Hayden discusses with Sarah the importance of hindsight and looking back on your travels once you have experience to look back with. Sarah also talks about her list of where she wants to go and what she wants to do, which she has on her website. She talks about her epiphany surrounding her own mortality in her youth, and talks about how her realization of her mortality led her to her life of travel.
Sarah shares her story, a Panama-based tale that she has ambiguously titled ‘Unexpected Wildlife.’ She spins a yarn about the time she was desperately searching for a sloth on her trip, but instead encountered an entirely different kind of fauna in the forest. She tried to escape unscathed, but, unfortunately, she saw way more than she ever intended to see that day. Luckily, she did live through the encounter, and took from it an important lesson: always expect the unexpected.
In the modern traveler’s life, it is expected that they live a life that they ought to be grateful for. Travelers can tap into the idea of gratitude to access a deeper level to their journey, as well as utilizing this gratitude in their traveling. Hayden and Sarah discuss the theory of the “space between,” meaning the space between stimulus and response, with positives and negatives, as well as control when traveling. Travelers have an obligation to themselves to express gratitude for their situations, and to access their gratitude for their adventures.
Solitude, uncertainty, and unpredictable storms (both physical and metaphorical) are circumstances that every single human being experiences during their lifetime. When you have only yourself and a steadfast belief in luck to rely on, it can be difficult to throw yourself into a situation. If you keep moving forward, though, even the impossible can become possible - and this is especially true when you decide to trust in others and let them help you along your path. Tania Aebi is a living example of the truth behind this.
In the late 1980s, starting at age eighteen, Tania Aebi successfully completed a solo circumnavigation of the entire world, making her the first American woman and the youngest person at the time to sail all the way around the world. She wrote the book Maiden Voyage about her experiences, and visits the Travel Stories Podcast to share her stories. She and Hayden discuss her life-changing journey, the methods to her madness, and the importance of her father’s influence in her life.

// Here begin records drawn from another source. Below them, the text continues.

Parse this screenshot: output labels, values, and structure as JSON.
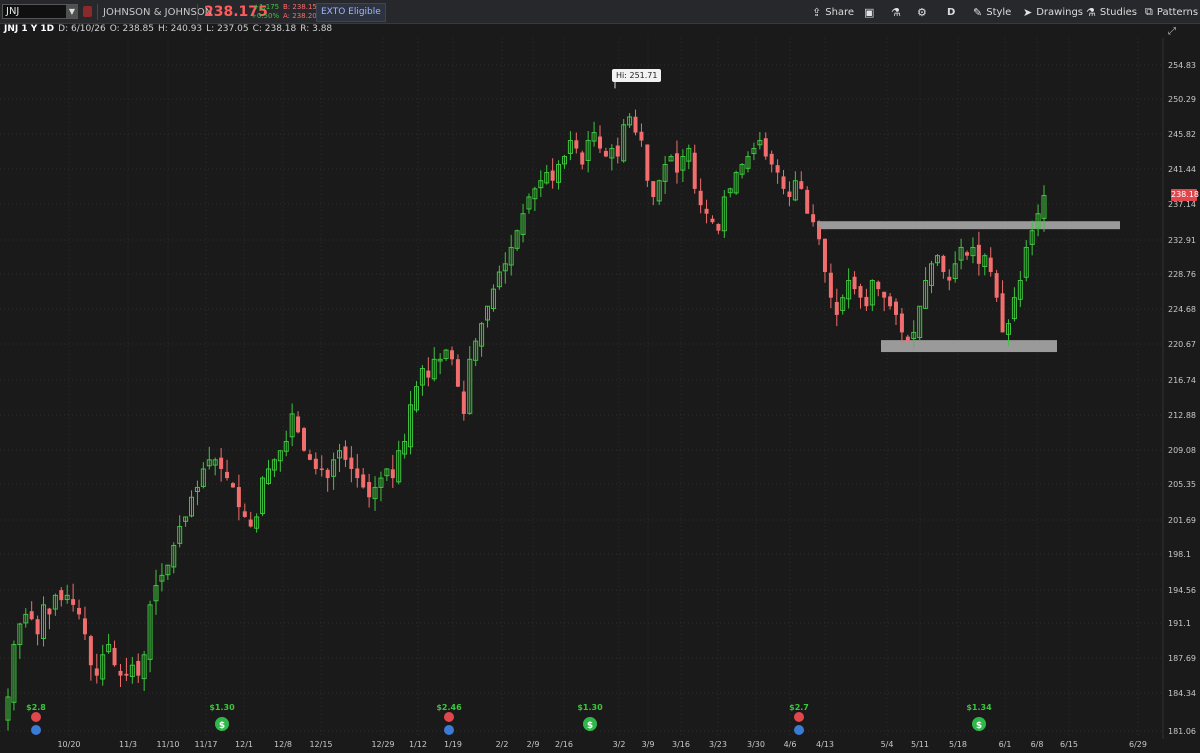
{
  "toolbar": {
    "symbol": "JNJ",
    "company": "JOHNSON & JOHNSON",
    "last": "238.175",
    "net_change": "+1.175",
    "pct_change": "+0.50%",
    "bid": "B: 238.15",
    "ask": "A: 238.20",
    "exto": "EXTO Eligible",
    "share": "Share",
    "period": "D",
    "style": "Style",
    "drawings": "Drawings",
    "studies": "Studies",
    "patterns": "Patterns"
  },
  "info": {
    "symbol": "JNJ 1 Y 1D",
    "date": "D: 6/10/26",
    "open": "O: 238.85",
    "high": "H: 240.93",
    "low": "L: 237.05",
    "close": "C: 238.18",
    "range": "R: 3.88"
  },
  "price_tag": "238.18",
  "hi_label": "Hi: 251.71",
  "colors": {
    "up": "#3ec53e",
    "down": "#f26d6d",
    "background": "#1a1a1a",
    "zone": "#9a9a9a",
    "grid": "#2c2c2c"
  },
  "chart_data": {
    "type": "candlestick",
    "ylim": [
      181.06,
      256.5
    ],
    "y_ticks": [
      "254.83",
      "250.29",
      "245.82",
      "241.44",
      "237.14",
      "232.91",
      "228.76",
      "224.68",
      "220.67",
      "216.74",
      "212.88",
      "209.08",
      "205.35",
      "201.69",
      "198.1",
      "194.56",
      "191.1",
      "187.69",
      "184.34",
      "181.06"
    ],
    "x_labels": [
      "10/20",
      "11/3",
      "11/10",
      "11/17",
      "12/1",
      "12/8",
      "12/15",
      "12/29",
      "1/12",
      "1/19",
      "2/2",
      "2/9",
      "2/16",
      "3/2",
      "3/9",
      "3/16",
      "3/23",
      "3/30",
      "4/6",
      "4/13",
      "5/4",
      "5/11",
      "5/18",
      "6/1",
      "6/8",
      "6/15",
      "6/29"
    ],
    "support_zone": [
      219.9,
      221.0
    ],
    "resistance_zone": [
      234.3,
      235.0
    ],
    "high_annotation": 251.71,
    "events": [
      {
        "label": "$2.8",
        "type": "earnings"
      },
      {
        "label": "$1.30",
        "type": "dividend"
      },
      {
        "label": "$2.46",
        "type": "earnings"
      },
      {
        "label": "$1.30",
        "type": "dividend"
      },
      {
        "label": "$2.7",
        "type": "earnings"
      },
      {
        "label": "$1.34",
        "type": "dividend"
      }
    ],
    "candles_sample_daily_close": [
      184,
      189,
      191,
      192,
      191.5,
      190,
      193,
      192,
      194,
      193.5,
      194,
      193,
      192,
      190,
      187,
      186,
      188,
      189,
      187,
      186,
      186,
      187,
      186,
      188,
      193,
      195,
      196,
      197,
      199,
      201,
      202,
      204,
      205,
      207,
      208,
      208,
      207,
      206,
      205,
      203,
      202,
      201,
      202,
      206,
      207,
      208,
      209,
      210,
      213,
      211,
      209,
      208,
      207,
      207,
      206,
      208,
      209,
      208,
      207,
      206,
      205,
      204,
      205,
      206,
      207,
      206,
      209,
      210,
      214,
      216,
      218,
      217,
      219,
      219,
      220,
      219,
      216,
      213,
      219,
      221,
      223,
      225,
      227,
      229,
      230,
      232,
      234,
      236,
      238,
      239,
      240,
      241,
      240,
      242,
      243,
      245,
      244,
      242,
      245,
      246,
      244,
      243,
      244,
      243,
      247,
      248,
      246,
      245,
      240,
      238,
      240,
      242,
      243,
      241,
      243,
      244,
      239,
      237,
      236,
      235,
      234,
      238,
      239,
      241,
      242,
      243,
      244,
      245,
      243,
      242,
      241,
      239,
      238,
      240,
      239,
      236,
      235,
      233,
      229,
      226,
      224,
      226,
      228,
      227,
      226,
      225,
      228,
      227,
      226,
      225,
      224,
      222,
      221,
      222,
      225,
      228,
      230,
      231,
      229,
      228,
      230,
      232,
      231,
      232,
      230,
      231,
      229,
      226,
      222,
      223,
      226,
      228,
      232,
      234,
      236,
      238.18
    ]
  }
}
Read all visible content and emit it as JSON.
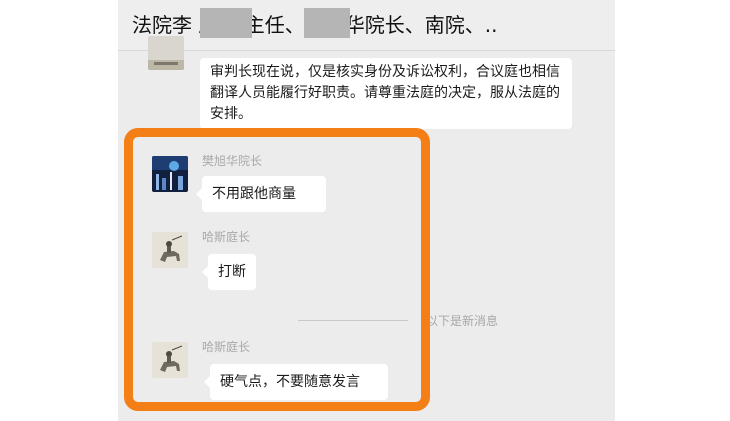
{
  "header": {
    "title": "法院李       局、      主任、樊旭华院长、南院、.."
  },
  "messages": [
    {
      "text": "审判长现在说，仅是核实身份及诉讼权利，合议庭也相信翻译人员能履行好职责。请尊重法庭的决定，服从法庭的安排。"
    },
    {
      "sender": "樊旭华院长",
      "text": "不用跟他商量",
      "avatar_icon": "night-city-photo-avatar"
    },
    {
      "sender": "哈斯庭长",
      "text": "打断",
      "avatar_icon": "horse-rider-avatar"
    },
    {
      "sender": "哈斯庭长",
      "text": "硬气点，不要随意发言",
      "avatar_icon": "horse-rider-avatar"
    }
  ],
  "divider": {
    "text": "以下是新消息"
  },
  "colors": {
    "highlight": "#f57f17",
    "chat_background": "#ececec",
    "bubble": "#ffffff"
  }
}
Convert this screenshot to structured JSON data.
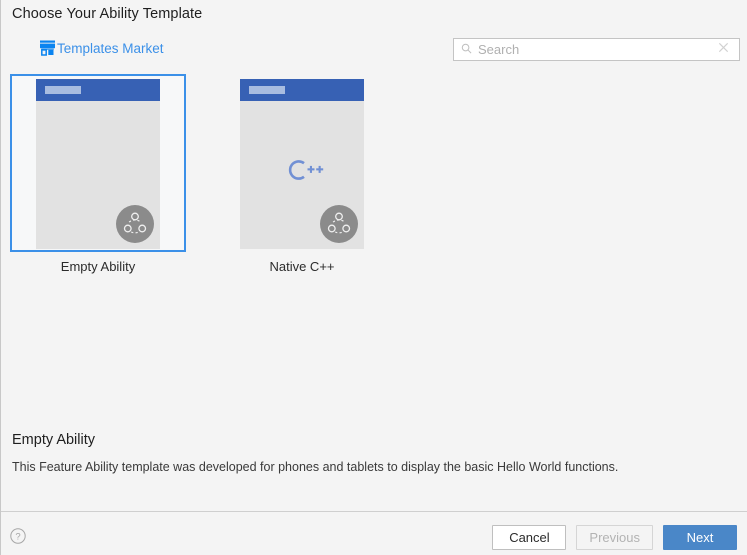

In between tales about Tania’s world-traveling cats and their wives, Tania also tells Hayden about the role that preparation needs to take in getting ready to travel. They discuss luck, too, and how you can never know what will happen to you until you take the first step and give something a try. She discusses her “day by day,” “mile by mile” approach to travel, getting from one location to the next. She also talks about her roots and the home she has made in Vermont.
Tania also shares her own travel story, of which she had many to choose from, expertly called “The Fisherman.” She discusses how she had been struggling as she came into port at Sri Lanka, but that the bad luck turned when a fishing boat with two guys approached her. Wary, as this could go one of two ways, Tania accepted the help, and trusted in human nature and in these two individuals to help her. Years later, she received something she had never anticipated as a result of that meeting. She now recalls these encounters as how strong human connections can be, and how important it is to trust in one another.
Traveling around the world is a massive undertaking. However, with a few cats, a couple fishermen in loincloths, a belief in human connections, and faith in luck, Tania Aebi was able to pull off exactly that.